If you want to change the world, it’s going to cost you something. If it was easy, it would have happened already. The reason why the change hasn’t occurred is because there’s massive opposition to the change. In Patrick’s case, he was opposing the status quo–which was to only build churches in Roman cities. If it had been a common practice to go on mission trips to Ireland, it wouldn’t have been such a big deal. It wasn’t a common practice. It was controversial and widely opposed. Patrick had to leverage his own money and his reputation in order to accomplish the mission God had given him. It’s very likely that you’re going to have to put something on the line if you want your God-given mission to be successful. Be willing to risk capital and even your reputation for the cause of the gospel. It’s very often the only way the true change, deep change is accomplished.

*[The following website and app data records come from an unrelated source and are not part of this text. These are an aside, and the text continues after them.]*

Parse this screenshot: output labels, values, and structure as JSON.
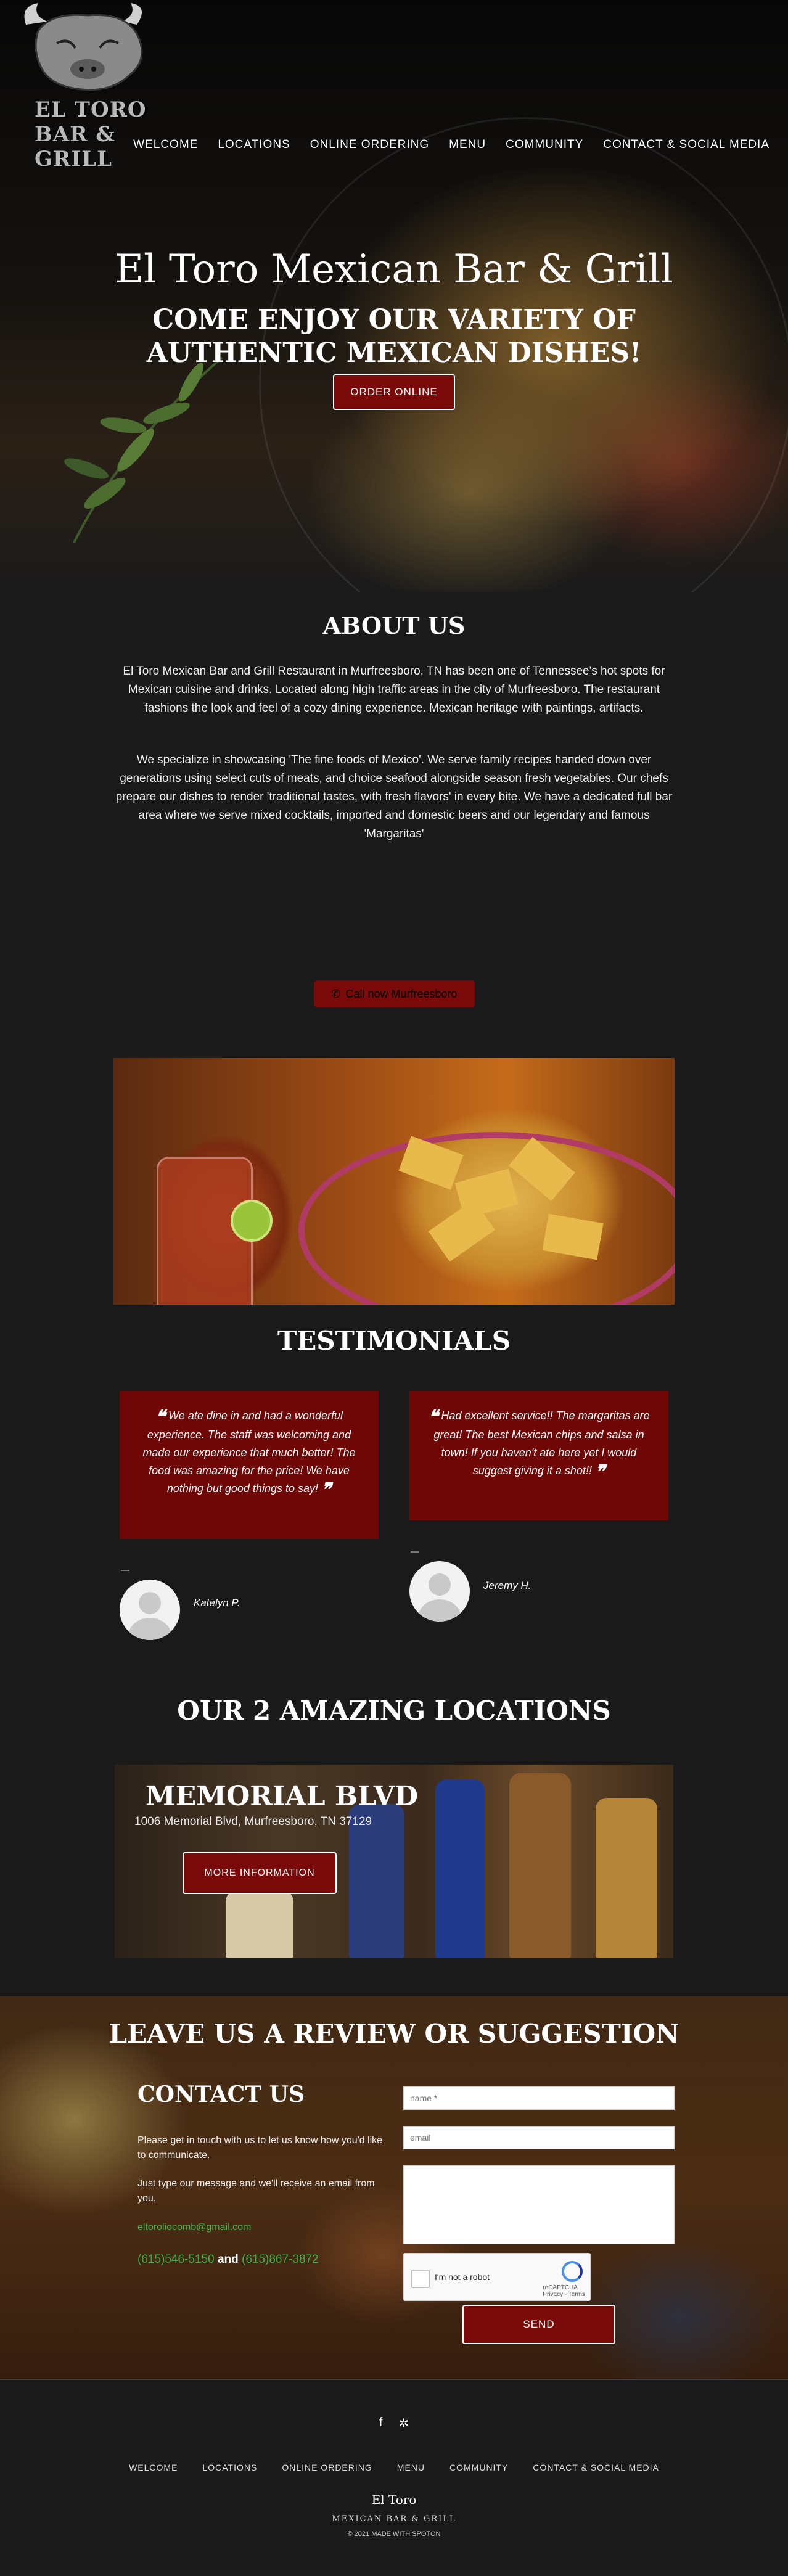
{
  "brand": {
    "logo_text": "EL TORO BAR & GRILL"
  },
  "nav": [
    "WELCOME",
    "LOCATIONS",
    "ONLINE ORDERING",
    "MENU",
    "COMMUNITY",
    "CONTACT & SOCIAL MEDIA"
  ],
  "hero": {
    "title": "El Toro Mexican Bar & Grill",
    "subtitle": "COME ENJOY OUR VARIETY OF AUTHENTIC MEXICAN DISHES!",
    "button": "ORDER ONLINE"
  },
  "about": {
    "title": "ABOUT US",
    "p1": "El Toro Mexican Bar and Grill Restaurant in Murfreesboro, TN has been one of Tennessee's hot spots for Mexican cuisine and drinks. Located along high traffic areas in the city of Murfreesboro. The restaurant fashions the look and feel of a cozy dining experience. Mexican heritage with paintings, artifacts.",
    "p2": "We specialize in showcasing 'The fine foods of Mexico'. We serve family recipes handed down over generations using select cuts of meats, and choice seafood alongside season fresh vegetables. Our chefs prepare our dishes to render 'traditional tastes, with fresh flavors' in every bite. We have a dedicated full bar area where we serve mixed cocktails, imported and domestic beers and our legendary and famous 'Margaritas'",
    "call_button": "Call now Murfreesboro"
  },
  "testimonials": {
    "title": "TESTIMONIALS",
    "items": [
      {
        "text": "We ate dine in and had a wonderful experience. The staff was welcoming and made our experience that much better! The food was amazing for the price! We have nothing but good things to say!",
        "name": "Katelyn P."
      },
      {
        "text": "Had excellent service!! The margaritas are great! The best Mexican chips and salsa in town! If you haven't ate here yet I would suggest giving it a shot!!",
        "name": "Jeremy H."
      }
    ]
  },
  "locations": {
    "title": "OUR 2 AMAZING LOCATIONS",
    "name": "MEMORIAL BLVD",
    "address": "1006 Memorial Blvd, Murfreesboro, TN 37129",
    "button": "MORE INFORMATION"
  },
  "contact": {
    "title": "LEAVE US A REVIEW OR SUGGESTION",
    "heading": "CONTACT US",
    "text1": "Please get in touch with us to let us know how you'd like to communicate.",
    "text2": "Just type our message and we'll receive an email from you.",
    "email": "eltoroliocomb@gmail.com",
    "phone1": "(615)546-5150",
    "and": "and",
    "phone2": "(615)867-3872",
    "name_placeholder": "name *",
    "email_placeholder": "email",
    "captcha_label": "I'm not a robot",
    "captcha_brand": "reCAPTCHA",
    "captcha_terms": "Privacy - Terms",
    "send": "SEND"
  },
  "footer": {
    "social": [
      "facebook-icon",
      "yelp-icon"
    ],
    "nav": [
      "WELCOME",
      "LOCATIONS",
      "ONLINE ORDERING",
      "MENU",
      "COMMUNITY",
      "CONTACT & SOCIAL MEDIA"
    ],
    "brand": "El Toro",
    "sub": "MEXICAN BAR & GRILL",
    "copyright": "© 2021 MADE WITH SPOTON"
  },
  "colors": {
    "accent": "#7a0a0a",
    "link_green": "#3fb04a",
    "background": "#1a1a1a"
  }
}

Teams are critical.
The primary reason that Patrick’s mission had exponential success is because he understood and believed in the power of teams. He took a team with him to start the first church in Ireland, and he had a very specific strategy for training new leaders and launching them to plant more churches. Arguably, Patrick’s church planting movement is second only to Paul’s. In less than three decades, Patrick was responsible for the planting of hundreds of churches. By the end of his life, all of his efforts were consumed by the administration of these church and traveling to them for problem-solving. If you want to have an exponential impact, you have to be willing to share the stage with others. You might be able to have an important impact on your own, but it will always pale in comparison to the gospel impact that can be accomplished when you empower others for ministry.
It’s never too late to pursue a bold vision.
Patrick was forty-eight when he started his mission to the Irish people. Forty-eight. Even by today’s standards, people feel that by the time they’re nearly fifty, they should have had their midlife crisis and be building towards legacy. They’re making the push for the final third of their career and looking to leverage what they’ve built to that point. In Patrick’s day, most people were dead at forty-eight. The thought of starting something this massive, this taxing, this risky would have been considered foolish. But God blessed Patrick with another twenty-eight years of life. Never think that your time has passed, and that you’re too old to chase a vision God places in your heart. As long as you’re breathing, it’s a good time to do the thing God puts in your heart to do. Never give up.
The real Saint Patrick is an incredible historical figure, one of my favorites, and one of the most influential church planters that ever lived.
The best resource on this is George G. Hunter III’s book called The Celtic Way of Evangelism. The opening quote in this article comes from that book, as well as many of the other facts found in this post. Please get yourself a copy. You won’t regret it.